▸ **Action item**: Copy the data that follows, character for character, minus the pictures.

>>>

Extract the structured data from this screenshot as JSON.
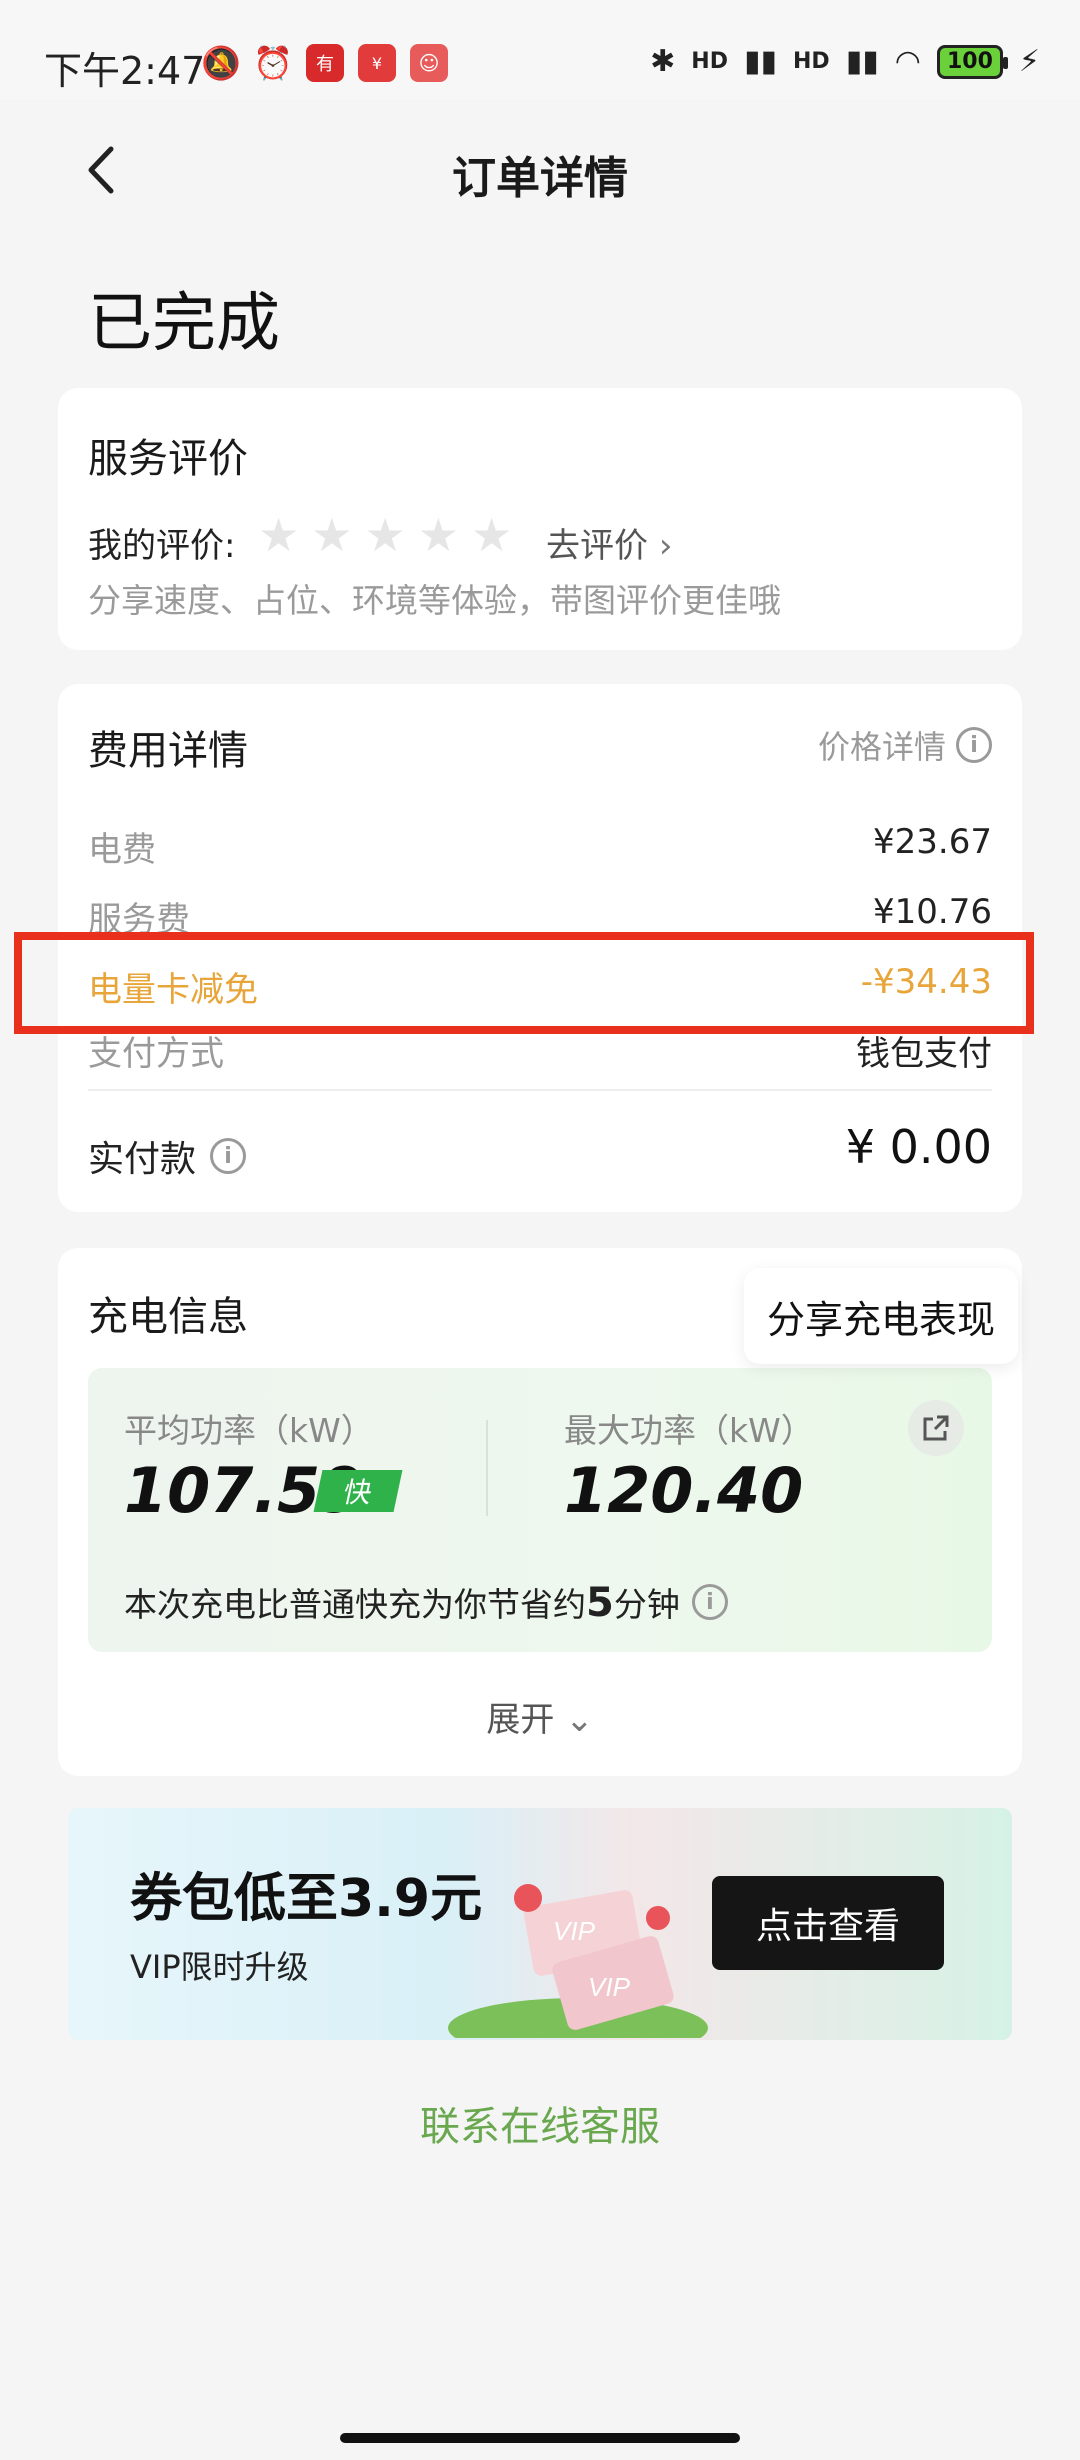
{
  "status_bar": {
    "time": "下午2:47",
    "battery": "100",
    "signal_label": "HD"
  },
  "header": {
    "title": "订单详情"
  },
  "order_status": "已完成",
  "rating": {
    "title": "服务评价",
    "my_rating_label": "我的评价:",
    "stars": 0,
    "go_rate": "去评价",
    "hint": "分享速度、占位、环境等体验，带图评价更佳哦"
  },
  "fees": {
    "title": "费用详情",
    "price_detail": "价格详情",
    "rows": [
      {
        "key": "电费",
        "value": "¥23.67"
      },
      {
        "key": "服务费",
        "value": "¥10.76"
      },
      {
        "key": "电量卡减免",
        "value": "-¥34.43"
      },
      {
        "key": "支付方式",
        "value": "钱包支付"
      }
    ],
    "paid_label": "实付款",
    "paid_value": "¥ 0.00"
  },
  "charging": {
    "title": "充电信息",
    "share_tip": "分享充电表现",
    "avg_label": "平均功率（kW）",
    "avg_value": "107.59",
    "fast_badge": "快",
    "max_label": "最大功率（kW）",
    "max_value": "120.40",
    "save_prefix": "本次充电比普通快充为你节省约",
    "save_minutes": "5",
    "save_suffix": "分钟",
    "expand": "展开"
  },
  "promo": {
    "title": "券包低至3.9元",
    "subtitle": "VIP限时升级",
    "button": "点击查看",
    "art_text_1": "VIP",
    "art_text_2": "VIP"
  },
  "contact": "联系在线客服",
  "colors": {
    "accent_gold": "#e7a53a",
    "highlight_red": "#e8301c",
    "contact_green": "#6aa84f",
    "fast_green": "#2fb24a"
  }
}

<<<

▸ **Result for this task**:
Extract the structured data from this screenshot as JSON.
{
  "status_bar": {
    "time": "下午2:47",
    "battery": "100",
    "signal_label": "HD"
  },
  "header": {
    "title": "订单详情"
  },
  "order_status": "已完成",
  "rating": {
    "title": "服务评价",
    "my_rating_label": "我的评价:",
    "stars": 0,
    "go_rate": "去评价",
    "hint": "分享速度、占位、环境等体验，带图评价更佳哦"
  },
  "fees": {
    "title": "费用详情",
    "price_detail": "价格详情",
    "rows": [
      {
        "key": "电费",
        "value": "¥23.67"
      },
      {
        "key": "服务费",
        "value": "¥10.76"
      },
      {
        "key": "电量卡减免",
        "value": "-¥34.43"
      },
      {
        "key": "支付方式",
        "value": "钱包支付"
      }
    ],
    "paid_label": "实付款",
    "paid_value": "¥ 0.00"
  },
  "charging": {
    "title": "充电信息",
    "share_tip": "分享充电表现",
    "avg_label": "平均功率（kW）",
    "avg_value": "107.59",
    "fast_badge": "快",
    "max_label": "最大功率（kW）",
    "max_value": "120.40",
    "save_prefix": "本次充电比普通快充为你节省约",
    "save_minutes": "5",
    "save_suffix": "分钟",
    "expand": "展开"
  },
  "promo": {
    "title": "券包低至3.9元",
    "subtitle": "VIP限时升级",
    "button": "点击查看",
    "art_text_1": "VIP",
    "art_text_2": "VIP"
  },
  "contact": "联系在线客服",
  "colors": {
    "accent_gold": "#e7a53a",
    "highlight_red": "#e8301c",
    "contact_green": "#6aa84f",
    "fast_green": "#2fb24a"
  }
}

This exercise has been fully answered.